2:1-6 My brothers and sisters, do you with your acts of favoritism really believe in our glorious Lord Jesus Christ? For if a person with gold rings and in fine clothes comes into your assembly, and if a poor person in dirty clothes also comes in, and if you take notice of the one wearing the fine clothes and say, “Have a seat here, please,” while to the one who is poor you say, “Stand there,” or, “Sit at my feet,” have you not made distinctions among yourselves, and become judges with evil thoughts? Listen, my beloved brothers and sisters. Has not God chosen the poor in the world to be rich in faith and to be heirs of the kingdom that he has promised to those who love him? But you have dishonored the poor. Is it not the rich who oppress you? Is it not they who drag you into court?
2:14-16 What good is it, my brothers and sisters, if you say you have faith but do not have works?
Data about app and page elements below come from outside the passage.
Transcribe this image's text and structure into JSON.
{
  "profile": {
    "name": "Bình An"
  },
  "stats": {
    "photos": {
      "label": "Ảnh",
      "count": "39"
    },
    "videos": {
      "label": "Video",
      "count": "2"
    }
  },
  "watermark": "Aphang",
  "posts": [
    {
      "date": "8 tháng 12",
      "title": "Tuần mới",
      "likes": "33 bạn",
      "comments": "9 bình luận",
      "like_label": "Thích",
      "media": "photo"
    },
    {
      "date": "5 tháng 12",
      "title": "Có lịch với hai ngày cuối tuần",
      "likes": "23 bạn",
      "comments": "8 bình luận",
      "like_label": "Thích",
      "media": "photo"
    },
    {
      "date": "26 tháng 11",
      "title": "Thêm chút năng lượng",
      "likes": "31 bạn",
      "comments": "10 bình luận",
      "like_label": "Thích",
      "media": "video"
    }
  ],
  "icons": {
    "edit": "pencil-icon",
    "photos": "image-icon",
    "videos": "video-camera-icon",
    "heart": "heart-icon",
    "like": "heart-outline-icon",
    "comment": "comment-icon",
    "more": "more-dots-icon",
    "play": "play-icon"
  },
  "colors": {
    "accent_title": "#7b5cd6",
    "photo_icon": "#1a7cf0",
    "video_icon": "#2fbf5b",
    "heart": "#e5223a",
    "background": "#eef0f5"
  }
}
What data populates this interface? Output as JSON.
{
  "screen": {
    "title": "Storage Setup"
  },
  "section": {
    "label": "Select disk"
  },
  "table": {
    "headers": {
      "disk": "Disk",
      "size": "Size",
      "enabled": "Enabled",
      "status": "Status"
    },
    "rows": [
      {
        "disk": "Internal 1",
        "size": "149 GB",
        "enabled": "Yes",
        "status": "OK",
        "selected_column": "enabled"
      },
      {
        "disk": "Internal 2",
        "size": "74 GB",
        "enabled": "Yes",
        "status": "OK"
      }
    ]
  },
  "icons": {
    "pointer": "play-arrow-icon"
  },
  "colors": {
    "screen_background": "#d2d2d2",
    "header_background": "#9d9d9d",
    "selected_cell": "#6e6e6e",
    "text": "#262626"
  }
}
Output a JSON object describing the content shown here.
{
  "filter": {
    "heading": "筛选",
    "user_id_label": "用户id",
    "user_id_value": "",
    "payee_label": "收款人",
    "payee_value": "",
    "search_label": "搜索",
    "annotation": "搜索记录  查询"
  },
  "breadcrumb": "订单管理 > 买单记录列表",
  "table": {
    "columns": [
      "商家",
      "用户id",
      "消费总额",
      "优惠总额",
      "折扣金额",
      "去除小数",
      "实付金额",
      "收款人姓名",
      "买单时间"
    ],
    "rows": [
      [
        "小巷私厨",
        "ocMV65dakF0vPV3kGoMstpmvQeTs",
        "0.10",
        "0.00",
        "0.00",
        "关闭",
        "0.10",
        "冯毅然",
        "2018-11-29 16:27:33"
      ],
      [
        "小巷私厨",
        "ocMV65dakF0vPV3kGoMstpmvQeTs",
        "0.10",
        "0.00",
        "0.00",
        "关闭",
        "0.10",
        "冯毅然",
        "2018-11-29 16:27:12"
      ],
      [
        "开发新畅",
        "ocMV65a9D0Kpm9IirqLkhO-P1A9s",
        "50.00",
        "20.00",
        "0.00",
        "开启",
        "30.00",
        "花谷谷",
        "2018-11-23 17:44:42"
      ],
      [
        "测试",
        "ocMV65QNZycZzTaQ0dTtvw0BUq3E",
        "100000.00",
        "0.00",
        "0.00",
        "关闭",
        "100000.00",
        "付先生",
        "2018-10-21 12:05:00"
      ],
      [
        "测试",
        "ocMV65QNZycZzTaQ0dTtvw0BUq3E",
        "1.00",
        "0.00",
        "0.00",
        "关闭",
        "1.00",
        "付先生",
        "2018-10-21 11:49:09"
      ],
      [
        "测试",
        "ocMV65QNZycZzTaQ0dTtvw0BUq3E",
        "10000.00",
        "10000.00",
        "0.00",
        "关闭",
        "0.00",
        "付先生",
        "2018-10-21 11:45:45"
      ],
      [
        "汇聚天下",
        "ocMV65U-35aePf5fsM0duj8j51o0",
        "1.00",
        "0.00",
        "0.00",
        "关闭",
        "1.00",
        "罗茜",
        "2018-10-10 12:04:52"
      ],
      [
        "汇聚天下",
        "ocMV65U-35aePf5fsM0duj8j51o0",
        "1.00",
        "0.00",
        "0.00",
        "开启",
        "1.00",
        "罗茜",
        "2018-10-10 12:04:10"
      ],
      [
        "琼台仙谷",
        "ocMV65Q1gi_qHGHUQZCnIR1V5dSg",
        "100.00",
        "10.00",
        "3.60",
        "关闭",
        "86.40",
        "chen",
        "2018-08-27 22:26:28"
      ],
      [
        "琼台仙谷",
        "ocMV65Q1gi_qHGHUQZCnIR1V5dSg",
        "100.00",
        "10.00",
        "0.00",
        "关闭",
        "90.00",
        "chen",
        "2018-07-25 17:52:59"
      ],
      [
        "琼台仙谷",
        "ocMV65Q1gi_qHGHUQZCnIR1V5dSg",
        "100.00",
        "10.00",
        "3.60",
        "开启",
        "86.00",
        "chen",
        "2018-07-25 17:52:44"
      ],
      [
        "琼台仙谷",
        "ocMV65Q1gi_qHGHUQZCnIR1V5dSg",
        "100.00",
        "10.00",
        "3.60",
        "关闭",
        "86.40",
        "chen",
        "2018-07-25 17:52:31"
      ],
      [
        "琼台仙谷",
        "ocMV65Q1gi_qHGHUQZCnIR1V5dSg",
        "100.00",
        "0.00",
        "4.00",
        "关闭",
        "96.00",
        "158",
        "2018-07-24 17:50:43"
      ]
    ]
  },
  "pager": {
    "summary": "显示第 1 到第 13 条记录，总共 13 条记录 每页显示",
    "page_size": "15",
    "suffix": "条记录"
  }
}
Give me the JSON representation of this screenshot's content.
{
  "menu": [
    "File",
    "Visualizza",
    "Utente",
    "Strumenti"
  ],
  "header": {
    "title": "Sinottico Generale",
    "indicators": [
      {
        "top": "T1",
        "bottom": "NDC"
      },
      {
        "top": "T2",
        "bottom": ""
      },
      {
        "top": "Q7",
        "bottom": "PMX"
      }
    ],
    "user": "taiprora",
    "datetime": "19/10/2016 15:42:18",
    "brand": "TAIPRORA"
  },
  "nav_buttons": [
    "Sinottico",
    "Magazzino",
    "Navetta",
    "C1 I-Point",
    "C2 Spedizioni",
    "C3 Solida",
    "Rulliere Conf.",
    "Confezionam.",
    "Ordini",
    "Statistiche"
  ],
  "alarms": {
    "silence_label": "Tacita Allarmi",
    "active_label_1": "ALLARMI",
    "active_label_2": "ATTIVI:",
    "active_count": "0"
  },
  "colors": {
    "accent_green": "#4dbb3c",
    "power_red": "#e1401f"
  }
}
Can faith save you? If a brother or sister is naked and lacks daily food, and one of you says to them, “Go in peace; keep warm and eat your fill,” and yet you do not supply their bodily needs, what is the good of that?
5:1-5 Come now, you rich people, weep and wail for the miseries that are coming to you. Your riches have rotted, and your clothes are moth-eaten. Your gold and silver have rusted, and their rust will be evidence against you, and it will eat your flesh like fire. You have laid up treasure for the last days. Listen! The wages of the laborers who mowed your fields, which you kept back by fraud, cry out, and the cries of the harvesters have reached the ears of the Lord of hosts. You have lived on the earth in luxury and in pleasure; you have fattened your hearts in a day of slaughter.
For more on Gospel Poverty, see our outline of Fr. Dubay’s Happy Are You Poor.
Peter Land and Malcolm Schluenderfritz are joined by Jason Wilde, a lay missionary with the Catholic Family Missions Company. They discuss voluntary Gospel poverty, and in particular the role of voluntary poverty in our relationships with God and neighbor.
Topics covered include: the nature of voluntary poverty; the difference between poverty and destitution; the individual, personal nature of a call to embrace a simpler lifestyle; Fr. Dubay’s Happy are You Poor; the need for individual discernment in responding to this call; the experience of the podcast participants with poverty; the many different types of poverty in the world today; Fratelli Tutti; finding pleasure in the simple things; finding happiness in Divine and human relationships; the importance of serving the poor; the importance of solidarity with the poor; Christ’s “solidarity” with humanity; the Mystical Body; the recurrent danger in the life of the Church of rejecting either the Humanity or the Divinity of Christ; the lack of security, both physical and spiritual, in today’s world; the difference between individual security and communal security from the perspective of the Gospel; and the relative affluence of most Americans when measured against other times and places.
(All transcripts edited for clarity and readability.)
Header image: Caravaggio, Calling of St. Matthew. Photo by Steven Zucker CC BY-NC-SA 2.0